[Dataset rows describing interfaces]
========================================
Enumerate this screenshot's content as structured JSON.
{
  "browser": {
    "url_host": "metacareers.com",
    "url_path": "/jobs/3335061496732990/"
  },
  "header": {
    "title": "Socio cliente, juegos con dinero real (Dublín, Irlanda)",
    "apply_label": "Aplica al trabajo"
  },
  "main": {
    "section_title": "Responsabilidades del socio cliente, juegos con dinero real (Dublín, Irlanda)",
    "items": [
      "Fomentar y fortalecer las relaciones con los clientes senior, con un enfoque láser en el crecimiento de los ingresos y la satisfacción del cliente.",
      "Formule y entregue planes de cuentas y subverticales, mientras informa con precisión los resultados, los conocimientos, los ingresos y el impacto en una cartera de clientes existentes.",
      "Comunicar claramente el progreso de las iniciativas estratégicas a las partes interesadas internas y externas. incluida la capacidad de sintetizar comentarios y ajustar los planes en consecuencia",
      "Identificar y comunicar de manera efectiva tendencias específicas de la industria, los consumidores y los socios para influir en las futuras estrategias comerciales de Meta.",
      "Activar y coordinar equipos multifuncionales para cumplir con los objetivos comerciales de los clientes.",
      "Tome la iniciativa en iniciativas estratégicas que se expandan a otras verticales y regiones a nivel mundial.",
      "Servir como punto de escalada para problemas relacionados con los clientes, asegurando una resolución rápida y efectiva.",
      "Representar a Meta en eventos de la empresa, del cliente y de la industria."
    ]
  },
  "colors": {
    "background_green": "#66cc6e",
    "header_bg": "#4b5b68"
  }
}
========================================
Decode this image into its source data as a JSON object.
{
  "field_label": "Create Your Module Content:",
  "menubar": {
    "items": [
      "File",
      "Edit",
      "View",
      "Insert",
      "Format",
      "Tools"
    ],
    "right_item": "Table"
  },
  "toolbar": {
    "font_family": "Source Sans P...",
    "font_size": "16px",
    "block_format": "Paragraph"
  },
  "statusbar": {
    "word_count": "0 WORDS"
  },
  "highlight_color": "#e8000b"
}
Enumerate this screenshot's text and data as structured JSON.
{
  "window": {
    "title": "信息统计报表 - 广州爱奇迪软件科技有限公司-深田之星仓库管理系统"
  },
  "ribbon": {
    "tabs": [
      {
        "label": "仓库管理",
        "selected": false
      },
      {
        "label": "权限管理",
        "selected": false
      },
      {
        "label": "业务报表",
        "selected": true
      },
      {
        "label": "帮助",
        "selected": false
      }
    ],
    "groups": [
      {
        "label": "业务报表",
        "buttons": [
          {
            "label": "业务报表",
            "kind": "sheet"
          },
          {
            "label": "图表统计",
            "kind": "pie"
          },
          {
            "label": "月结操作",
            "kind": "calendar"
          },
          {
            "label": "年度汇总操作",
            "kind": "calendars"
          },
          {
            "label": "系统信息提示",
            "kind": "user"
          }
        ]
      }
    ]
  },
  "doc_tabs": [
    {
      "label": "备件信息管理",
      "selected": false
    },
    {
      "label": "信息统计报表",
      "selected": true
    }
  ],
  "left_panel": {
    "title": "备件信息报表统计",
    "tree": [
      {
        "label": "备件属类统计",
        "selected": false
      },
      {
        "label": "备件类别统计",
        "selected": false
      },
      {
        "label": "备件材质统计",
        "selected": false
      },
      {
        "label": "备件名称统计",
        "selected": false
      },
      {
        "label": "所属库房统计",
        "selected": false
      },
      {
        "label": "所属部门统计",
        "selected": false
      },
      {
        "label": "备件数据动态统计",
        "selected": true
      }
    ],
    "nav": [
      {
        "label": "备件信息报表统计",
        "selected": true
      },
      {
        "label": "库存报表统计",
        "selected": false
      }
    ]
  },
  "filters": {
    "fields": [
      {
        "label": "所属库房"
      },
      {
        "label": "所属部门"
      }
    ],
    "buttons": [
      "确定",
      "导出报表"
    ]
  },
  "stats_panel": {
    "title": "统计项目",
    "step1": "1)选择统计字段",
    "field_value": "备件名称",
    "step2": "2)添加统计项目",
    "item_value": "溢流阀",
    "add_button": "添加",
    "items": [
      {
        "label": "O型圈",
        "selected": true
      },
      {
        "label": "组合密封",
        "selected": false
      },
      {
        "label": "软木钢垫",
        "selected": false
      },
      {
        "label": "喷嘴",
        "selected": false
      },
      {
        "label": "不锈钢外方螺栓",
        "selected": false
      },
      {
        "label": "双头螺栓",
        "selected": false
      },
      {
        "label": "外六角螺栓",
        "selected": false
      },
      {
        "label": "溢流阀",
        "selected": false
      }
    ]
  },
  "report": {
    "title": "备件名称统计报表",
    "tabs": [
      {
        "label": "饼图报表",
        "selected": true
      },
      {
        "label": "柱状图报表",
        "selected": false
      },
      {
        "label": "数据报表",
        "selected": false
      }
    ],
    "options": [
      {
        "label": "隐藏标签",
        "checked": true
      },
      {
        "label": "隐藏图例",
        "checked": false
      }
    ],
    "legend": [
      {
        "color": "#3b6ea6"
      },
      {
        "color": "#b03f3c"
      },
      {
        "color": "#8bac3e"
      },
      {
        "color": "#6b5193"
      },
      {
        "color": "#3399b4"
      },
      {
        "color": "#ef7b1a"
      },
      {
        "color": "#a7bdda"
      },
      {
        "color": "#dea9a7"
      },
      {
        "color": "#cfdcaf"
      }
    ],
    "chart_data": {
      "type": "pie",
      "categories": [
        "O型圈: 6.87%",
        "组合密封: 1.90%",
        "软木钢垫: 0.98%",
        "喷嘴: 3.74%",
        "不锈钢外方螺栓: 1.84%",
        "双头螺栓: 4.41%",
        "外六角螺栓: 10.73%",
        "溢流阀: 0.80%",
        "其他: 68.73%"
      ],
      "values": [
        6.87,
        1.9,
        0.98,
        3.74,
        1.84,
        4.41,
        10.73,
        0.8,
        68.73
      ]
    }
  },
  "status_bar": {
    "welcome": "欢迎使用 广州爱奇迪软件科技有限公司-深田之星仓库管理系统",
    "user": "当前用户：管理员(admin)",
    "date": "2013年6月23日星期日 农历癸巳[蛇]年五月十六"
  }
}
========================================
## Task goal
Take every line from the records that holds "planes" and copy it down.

## Solution for this problem
      "Formule y entregue planes de cuentas y subverticales, mientras informa con precisión los resultados, los conocimientos, los ingresos y el impacto en una cartera de clientes existentes.",
      "Comunicar claramente el progreso de las iniciativas estratégicas a las partes interesadas internas y externas. incluida la capacidad de sintetizar comentarios y ajustar los planes en consecuencia",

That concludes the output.